My husband says to note this is his step count at 7 a.m. (He’s lying but let’s go with it.) (Sarah Simpson/Citizen)

My husband says to note this is his step count at 7 a.m. (He’s lying but let’s go with it.) (Sarah Simpson/Citizen)

Column: Pondering fitness and the Fitbit conundrum

I think it was 2012 when I got my first Fitbit. I could go back and fact check but it wouldn’t really add anything to this story so let’s just go with it. Suffice it to say, I was an early adopter.

I had been gearing up to get back in shape after what I call “the fat years”, the darkish decade I spent in between being a varsity athlete in university and the time I realized I needed to get back to the gym for my own sanity more than anything else. Also I needed to lose some weight so that, when the time was right, I could turn around and gain a ton of baby weight… oh, I mean have a healthy pregnancy.

Because I’m weird, I can’t do math but I really like statistics. Having a Fitbit to track my steps and tell me if I’d walked up enough flights of stairs was a glorious addition to my data-keeping routine.

And what the Fitbit said was law.

There’s a load of laundry that needs to come up from the basement? I’ll get it. That’s 120 steps AND a flight of stairs. Totally worth it. We need a green pepper for dinner, you say? No problem, I’m on it. That’s 500 steps to the corner market and 500 steps back. That’s one-tenth of my daily minimum of 10,000 right there!

Never mind the years and years of research, the doctors and fitness professionals telling us to get up out of our office chairs and up off the couch and get moving. They held no power over me. That tiny little tracker clipped into my pocket though, it became my master. And very quickly it controlled the lives of those around me. My sister got one, then my friend. Then my parents. Then even my husband got on board.

Life became all about “getting steps”. Members of my family would walk at random intervals at all hours to “get their steps in.” It became commonplace to have a conversation with somebody as they walked laps around the kitchen island or jogged on the spot to “get their steps.”

It’s a weird thing, that power a Fitbit has over you, but for better or worse it made us all become more active. Many people I know have since abandoned them because they were becoming too obsessed. It was a compulsion. It’s a great tool, if you use it as just a tool. I do not recommend letting it rule your world, however, otherwise you’ll be wearing a hole in the carpet of your upstairs hallway because that’s the longest stretch of walking space in your house at 11 p.m. on a weeknight when you need 1,500 more steps and your kids are asleep… or you’ll be lacing it into your sneakers at spin class so that it tracks the revolutions so you don’t “waste your workout.”

Truth be told, I abandoned my Fitbit at the end of 2016. I have an Apple Watch now, and to my delight I am able to collect a lot more statistical details from it. But I’m the boss now.
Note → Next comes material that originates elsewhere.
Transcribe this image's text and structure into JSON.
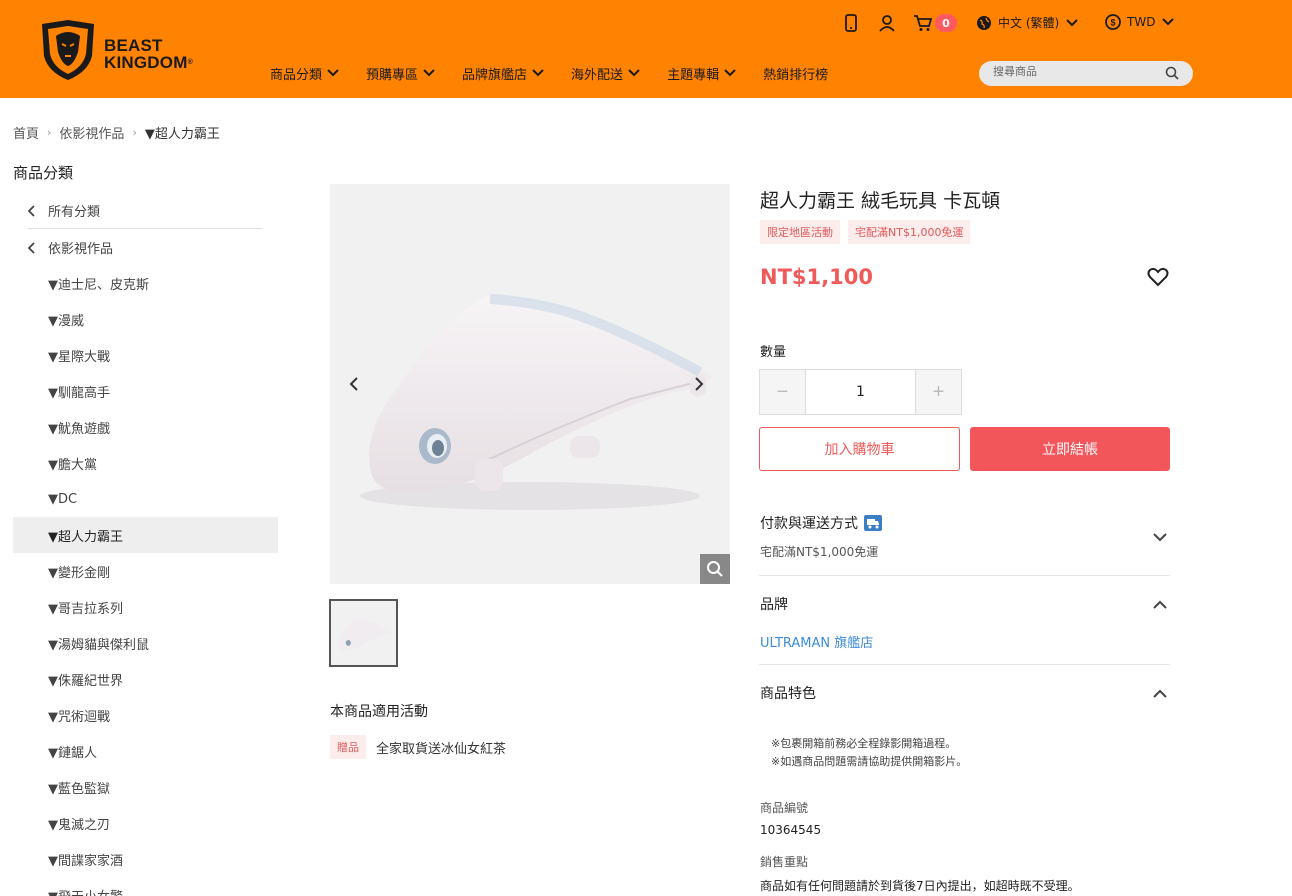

These days, now that it’s light out longer, I sometimes go out for a walk after my kids are in bed. I’m not going to lie, I’m still mindful of my stats, but I usually just go out to get some fresh air and to clear my head. Now that I’m a mom of two small children, I have no problem getting in my daily 10,000. And I don’t need a tracker to tell me that.